— Kevin Thau (@kevinthau) July 7, 2012
The image is below, note that there is a very small but potentially significant omission from the app. It doesn’t have the stamp that indicates what client the tweet came from:
The current version, shown below, says that Serena used the official Twitter for iPhone client. In Thau’s tweet, the stamp is missing:
So, this appears to be an internal build of Twitter for iPhone. But what does the omission of the client stamp mean? I’ve got a few thoughts.
- It could be nothing. The internal build that Thau is using could have the stamp display off for testing or technical purposes and this could be a look at an iteration of the client that looks pretty similar and is otherwise unremarkable. This is a strong possibility.
- It could be a change that they are indeed making. If so, it could be an effort to de-emphasize the importance of Twitter clients. Twitter wants you to see a tweet, but doesn’t want to highlight where that tweet came from. The experience would end up being ‘more cohesive’ because any Tweet is just ‘via Twitter’ and not ‘via Tweetbot’ or Twitterrific or any other client.

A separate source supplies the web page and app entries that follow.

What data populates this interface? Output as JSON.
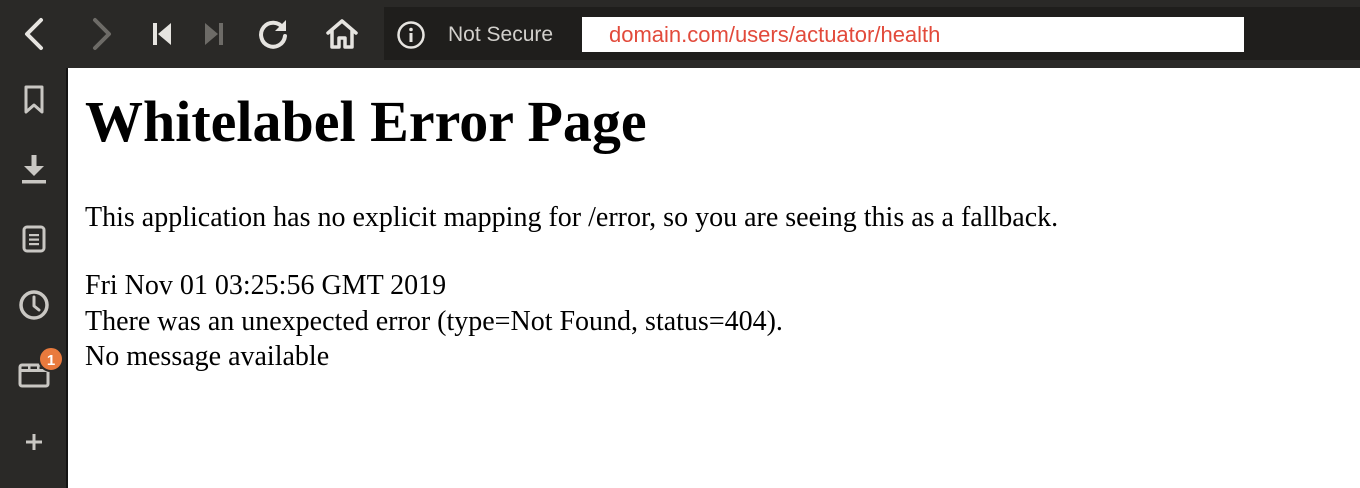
{
  "toolbar": {
    "back_icon": "chevron-left-icon",
    "forward_icon": "chevron-right-icon",
    "rewind_icon": "skip-back-icon",
    "fastforward_icon": "skip-forward-icon",
    "reload_icon": "reload-icon",
    "home_icon": "home-icon",
    "security_icon": "info-icon",
    "security_label": "Not Secure",
    "url": "domain.com/users/actuator/health",
    "url_color": "#e24a3b"
  },
  "sidebar": {
    "items": [
      {
        "icon": "bookmark-icon"
      },
      {
        "icon": "download-icon"
      },
      {
        "icon": "notes-icon"
      },
      {
        "icon": "history-icon"
      },
      {
        "icon": "window-icon",
        "badge": "1"
      },
      {
        "icon": "plus-icon"
      }
    ],
    "badge_color": "#e97a3d"
  },
  "page": {
    "title": "Whitelabel Error Page",
    "explanation": "This application has no explicit mapping for /error, so you are seeing this as a fallback.",
    "timestamp": "Fri Nov 01 03:25:56 GMT 2019",
    "error_detail": "There was an unexpected error (type=Not Found, status=404).",
    "message": "No message available"
  }
}
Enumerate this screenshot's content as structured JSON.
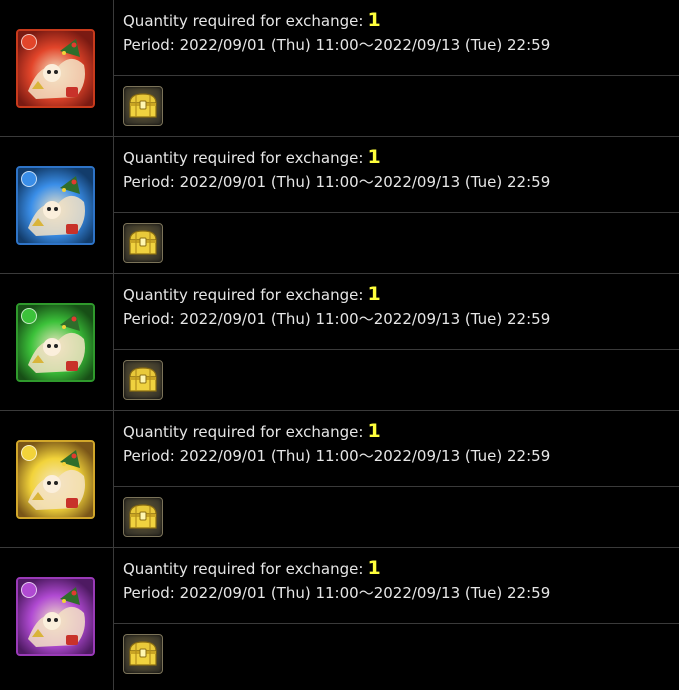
{
  "items": [
    {
      "qty_label": "Quantity required for exchange:",
      "qty_value": "1",
      "period": "Period: 2022/09/01 (Thu) 11:00～2022/09/13 (Tue) 22:59",
      "attribute": "fire",
      "frame_color": "#c83a1c",
      "bg_color": "#7a1a12",
      "orb_color": "#e2452a",
      "icon": "monster-fire-icon",
      "reward_icon": "treasure-chest-icon"
    },
    {
      "qty_label": "Quantity required for exchange:",
      "qty_value": "1",
      "period": "Period: 2022/09/01 (Thu) 11:00～2022/09/13 (Tue) 22:59",
      "attribute": "water",
      "frame_color": "#2e74c8",
      "bg_color": "#123c6b",
      "orb_color": "#3a8ee8",
      "icon": "monster-water-icon",
      "reward_icon": "treasure-chest-icon"
    },
    {
      "qty_label": "Quantity required for exchange:",
      "qty_value": "1",
      "period": "Period: 2022/09/01 (Thu) 11:00～2022/09/13 (Tue) 22:59",
      "attribute": "wood",
      "frame_color": "#2f9a2c",
      "bg_color": "#174f16",
      "orb_color": "#3cc23a",
      "icon": "monster-wood-icon",
      "reward_icon": "treasure-chest-icon"
    },
    {
      "qty_label": "Quantity required for exchange:",
      "qty_value": "1",
      "period": "Period: 2022/09/01 (Thu) 11:00～2022/09/13 (Tue) 22:59",
      "attribute": "light",
      "frame_color": "#d2a72a",
      "bg_color": "#7a5618",
      "orb_color": "#f2d33a",
      "icon": "monster-light-icon",
      "reward_icon": "treasure-chest-icon"
    },
    {
      "qty_label": "Quantity required for exchange:",
      "qty_value": "1",
      "period": "Period: 2022/09/01 (Thu) 11:00～2022/09/13 (Tue) 22:59",
      "attribute": "dark",
      "frame_color": "#9a3ab8",
      "bg_color": "#4e1a62",
      "orb_color": "#b04ad2",
      "icon": "monster-dark-icon",
      "reward_icon": "treasure-chest-icon"
    }
  ]
}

- The stamp drives downloads and adoption of third-party clients. If a tastemaker or Twitter celebrity tweets out ‘via Tweetbot’, people are likely to look up that client and perhaps switch away from the official versions. Twitter likely doesn’t want to keep promoting clients outside of its own, so it’s removing the stamp.

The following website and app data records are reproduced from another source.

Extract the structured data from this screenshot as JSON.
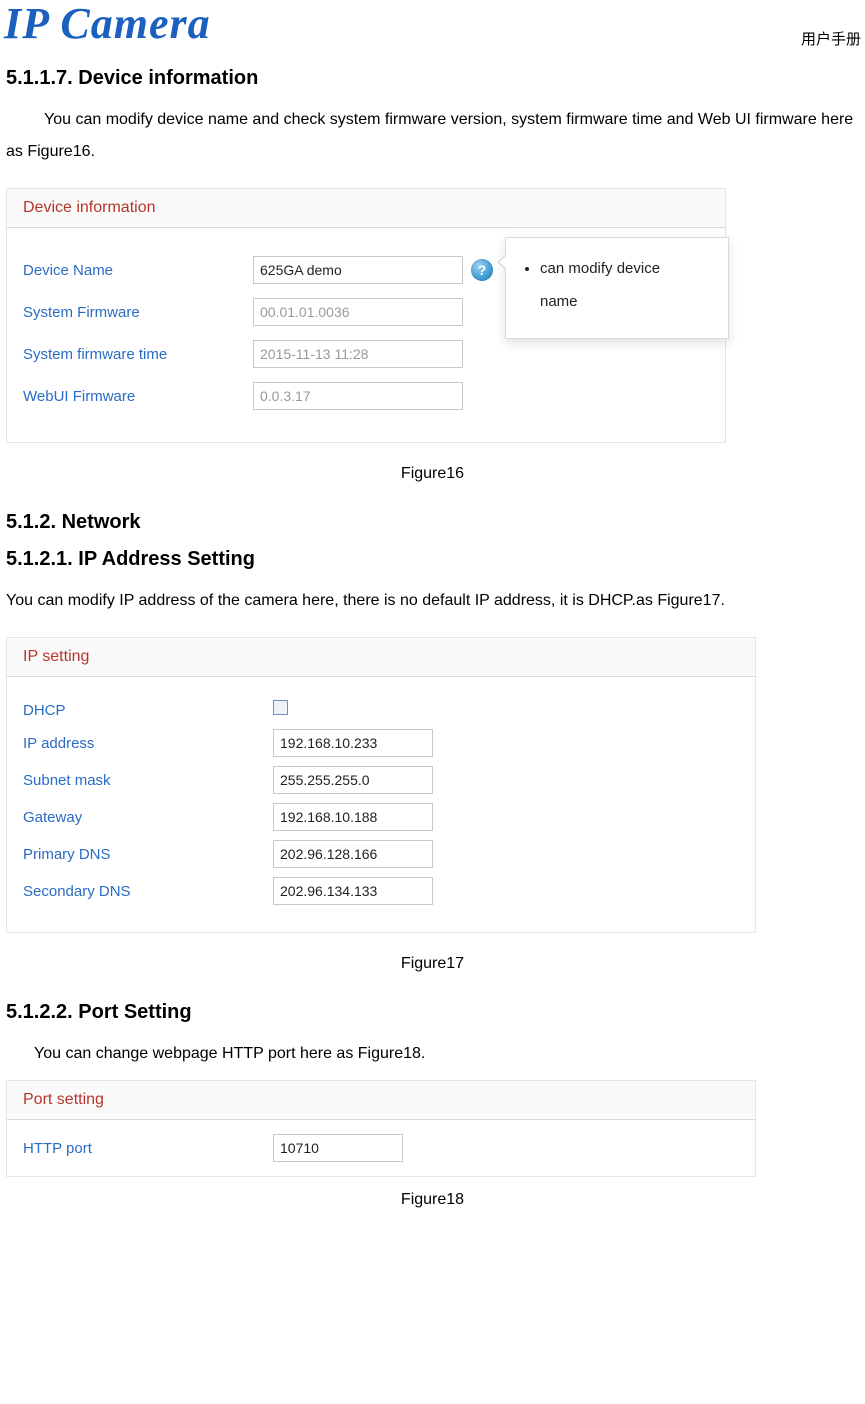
{
  "header": {
    "logo_text": "IP Camera",
    "manual_label": "用户手册"
  },
  "sections": {
    "s51117_title": "5.1.1.7. Device information",
    "s51117_para": "You can modify device name and check system firmware version, system firmware time and Web UI firmware here as Figure16.",
    "fig16_caption": "Figure16",
    "s512_title": "5.1.2.  Network",
    "s51211_title": "5.1.2.1. IP Address Setting",
    "s51211_para": "You can modify IP address of the camera here, there is no default IP address, it is DHCP.as Figure17.",
    "fig17_caption": "Figure17",
    "s51222_title": "5.1.2.2. Port Setting",
    "s51222_para": "You can change webpage HTTP port here as Figure18.",
    "fig18_caption": "Figure18"
  },
  "device_info_panel": {
    "title": "Device information",
    "rows": {
      "device_name_label": "Device Name",
      "device_name_value": "625GA demo",
      "system_firmware_label": "System Firmware",
      "system_firmware_value": "00.01.01.0036",
      "system_firmware_time_label": "System firmware time",
      "system_firmware_time_value": "2015-11-13 11:28",
      "webui_firmware_label": "WebUI Firmware",
      "webui_firmware_value": "0.0.3.17"
    },
    "tooltip_line1": "can modify device",
    "tooltip_line2": "name"
  },
  "ip_setting_panel": {
    "title": "IP setting",
    "rows": {
      "dhcp_label": "DHCP",
      "dhcp_checked": false,
      "ip_label": "IP address",
      "ip_value": "192.168.10.233",
      "subnet_label": "Subnet mask",
      "subnet_value": "255.255.255.0",
      "gateway_label": "Gateway",
      "gateway_value": "192.168.10.188",
      "pdns_label": "Primary DNS",
      "pdns_value": "202.96.128.166",
      "sdns_label": "Secondary DNS",
      "sdns_value": "202.96.134.133"
    }
  },
  "port_setting_panel": {
    "title": "Port setting",
    "rows": {
      "http_label": "HTTP port",
      "http_value": "10710"
    }
  }
}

- The doomsday scenario. Twitter plans to make the official Twitter clients for iPhone, via iOS and whatever other platform the only clients that allow tweeting. This would mean that third-party Twitter clients that use the timeline and compose tweets in ways that mimic the official clients are end-of-line.
- It’s a design decision. Perhaps the design team is trying to clean up the single tweet view in the official clients and it felt that the stamp wasn’t necessary.

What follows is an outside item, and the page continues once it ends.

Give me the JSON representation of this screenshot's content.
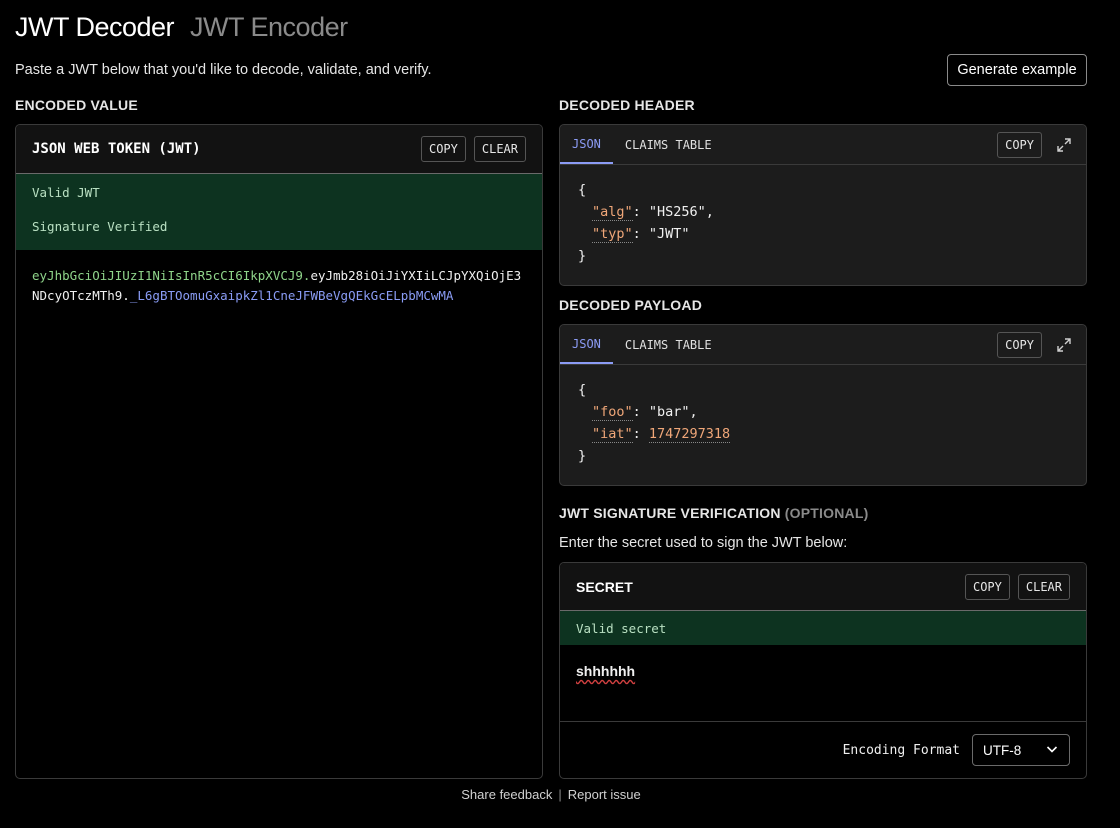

Why so much speculation over a simple, possibly accidental slip-up by an employee? Largely because there are so many unanswered questions about a recent post on Twitter’s developer blog. In the post, Twitter’s Michael Sippey said that “We’re building tools for publishers and investing more and more in our own apps to ensure that you have a great experience everywhere you experience Twitter, no matter what device you’re using.”
This statement, and a couple of others in the post, caused many third-party Twitter developers I spoke to categorize the post as ‘ominous‘ and Twitter’s new direction as a potential threat to the ways that many of them use its API. Since then, we’ve all been waiting for clarification, but none is forthcoming.
At this point, it’s wait and see for developers and little details like eliminating the ‘via client x’ in the next version of Twitter for iPhone aren’t likely to allay their fears.